In the end, the Nets four-year, $37 million offer sheet to Donatas Motiejunas proved to be reasonable and responsible, but for the third time since July, the Nets didn’t get their man. Just as the Heat did with Tyler Johnson and the Trail Blazers did with Allen Crabbe, the Rockets matched the Nets’ offer, leaving them empty-handed. Word came just before 5 p.m., seven hours before the match deadline, in a Woj tweet.

Motiejunas, a 26-year-old seven-footer, had staged what amounted to a holdout for five months, negotiating with the Rockets, while hoping that another team would come along and make him an offer Houston couldn’t refuse. It worked for him, but not the Nets.

The Rockets owner issued a statement on the rationale behind the Rockets match. “There aren’t many seven-foot players who the skills that D-Mo possesses,” said Leslie Alexander.
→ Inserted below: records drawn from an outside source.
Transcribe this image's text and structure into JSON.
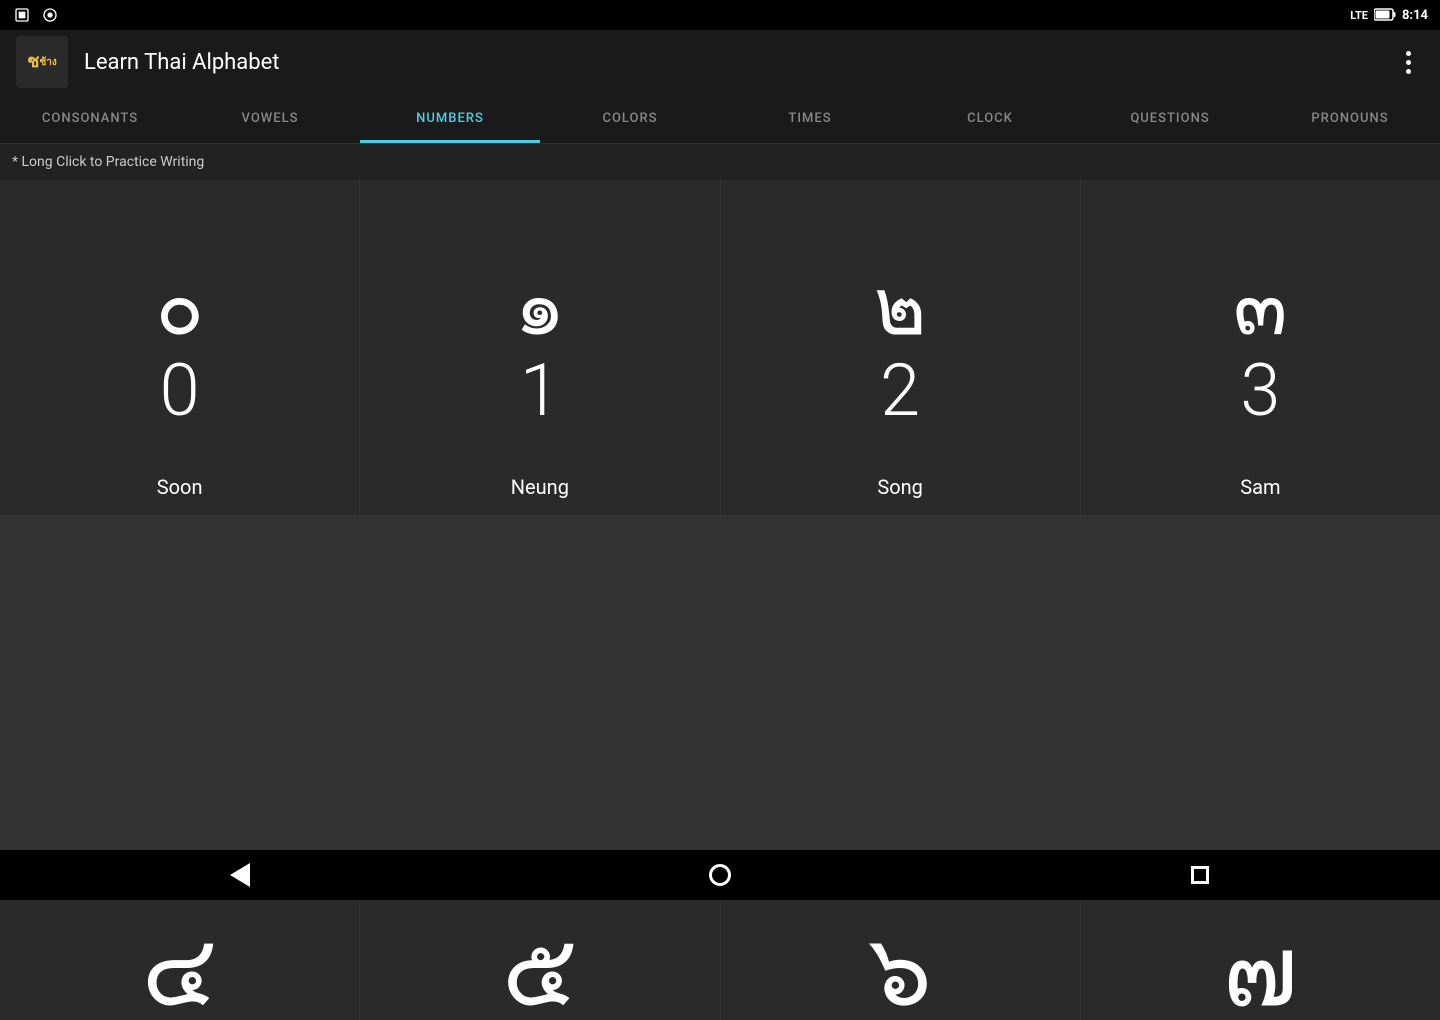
{
  "statusBar": {
    "time": "8:14",
    "icons": [
      "battery",
      "signal"
    ]
  },
  "appBar": {
    "title": "Learn Thai Alphabet",
    "logo_line1": "ช",
    "logo_line2": "ช้าง",
    "more_menu_label": "More options"
  },
  "tabs": [
    {
      "id": "consonants",
      "label": "CONSONANTS",
      "active": false
    },
    {
      "id": "vowels",
      "label": "VOWELS",
      "active": false
    },
    {
      "id": "numbers",
      "label": "NUMBERS",
      "active": true
    },
    {
      "id": "colors",
      "label": "COLORS",
      "active": false
    },
    {
      "id": "times",
      "label": "TIMES",
      "active": false
    },
    {
      "id": "clock",
      "label": "CLOCK",
      "active": false
    },
    {
      "id": "questions",
      "label": "QUESTIONS",
      "active": false
    },
    {
      "id": "pronouns",
      "label": "PRONOUNS",
      "active": false
    }
  ],
  "subtitle": "* Long Click to Practice Writing",
  "cards": [
    {
      "thai": "๐",
      "number": "0",
      "label": "Soon"
    },
    {
      "thai": "๑",
      "number": "1",
      "label": "Neung"
    },
    {
      "thai": "๒",
      "number": "2",
      "label": "Song"
    },
    {
      "thai": "๓",
      "number": "3",
      "label": "Sam"
    }
  ],
  "partialCards": [
    {
      "thai": "๔"
    },
    {
      "thai": "๕"
    },
    {
      "thai": "๖"
    },
    {
      "thai": "๗"
    }
  ],
  "nav": {
    "back": "back",
    "home": "home",
    "recent": "recent"
  }
}
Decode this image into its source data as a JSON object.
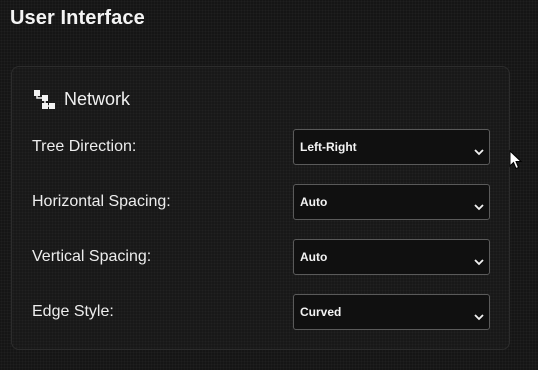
{
  "page": {
    "title": "User Interface"
  },
  "panel": {
    "icon": "network-tree-icon",
    "title": "Network",
    "fields": [
      {
        "label": "Tree Direction:",
        "value": "Left-Right"
      },
      {
        "label": "Horizontal Spacing:",
        "value": "Auto"
      },
      {
        "label": "Vertical Spacing:",
        "value": "Auto"
      },
      {
        "label": "Edge Style:",
        "value": "Curved"
      }
    ]
  },
  "colors": {
    "background": "#151515",
    "text": "#f2f2f2",
    "select_border": "#5a5a5a"
  }
}
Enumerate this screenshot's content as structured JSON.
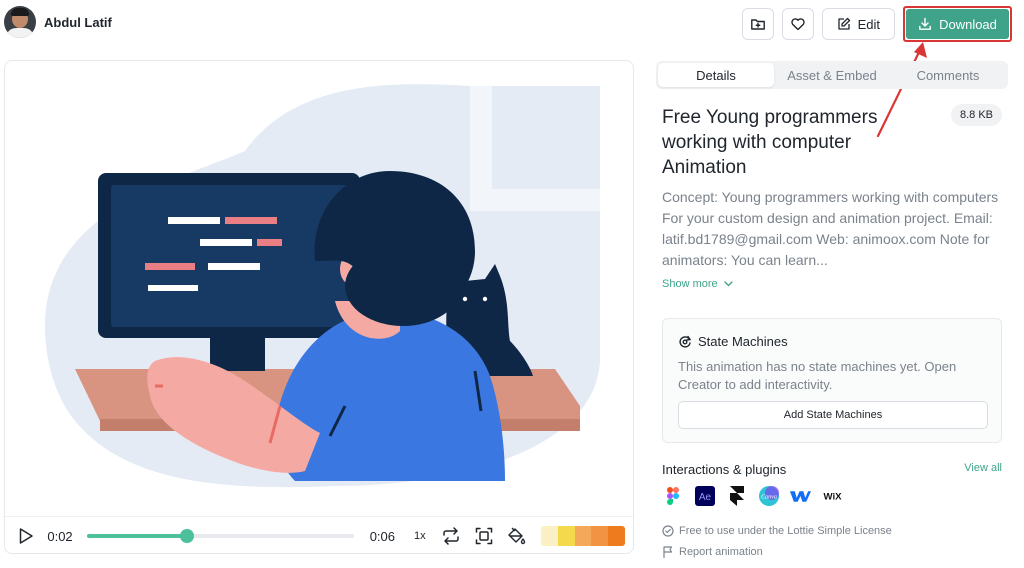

Sean Marks tried to paint a positive picture but admitted he had hoped for a different outcome.

“It’s obviously disappointing when you miss on a chance to acquire another asset, but at the same time it shows us we are going down the right path knowing that he was matched, just like the other guys in the past,” Marks told the media before the Nets game vs. Washington.

Asked if he would continue going after restricted free agents, Marks said it will be part of the rebuilding plan.

“We are going to be aggressive and creative in how we acquire assets, obviously with the hand we've been dealt but at the same time we're positive moving forward with the group we have right here,” he added.

The Nets’ offer had several aspects that appealed to the Rockets. Although Motiejunas will get $5 million upfront, Houston can, if it wants, cut him by January 10 and not have to pay him anything more. They are of course likely to retain him, having finally committed to him after a long standoff. Then on March 1, they’ll have another opportunity to end his contract. On that date, the Rockets must decide whether to guarantee him a second year ... at $9 million. Also, in years 3 and 4 of the deal, there are team options with trigger dates of July 7. Neither are guaranteed.

Should Marks have offered more money, fewer options?

“We’re comfortable with where we stand,” said Marks. “Had Houston not matched that, then we were comfortable with the offer we got out there. We put our best foot forward and that’s what not only myself, but [Coach] Kenny [Atkinson] and ownership, we were comfortable doing ... [Motiejunas’] health was not a concern for us in this particular offer.”

Houston media suggested that although the Rockets believed Motiejunas is currently healthy and ready to play, there are concerns about whether his troubled back will hold up beyond next season. The team options in 2018 and 2019 help resolve that issue.

Marks has used big offers to restricted free agents like Motiejunas, as a rebuilding tool, hoping the Nets offer sheets would prove too rich for the RFA’s team to match. In addition to the three players who accepted the Nets offer sheets, other restricted free agents were pursued, but didn’t accept Brooklyn’s blandishments.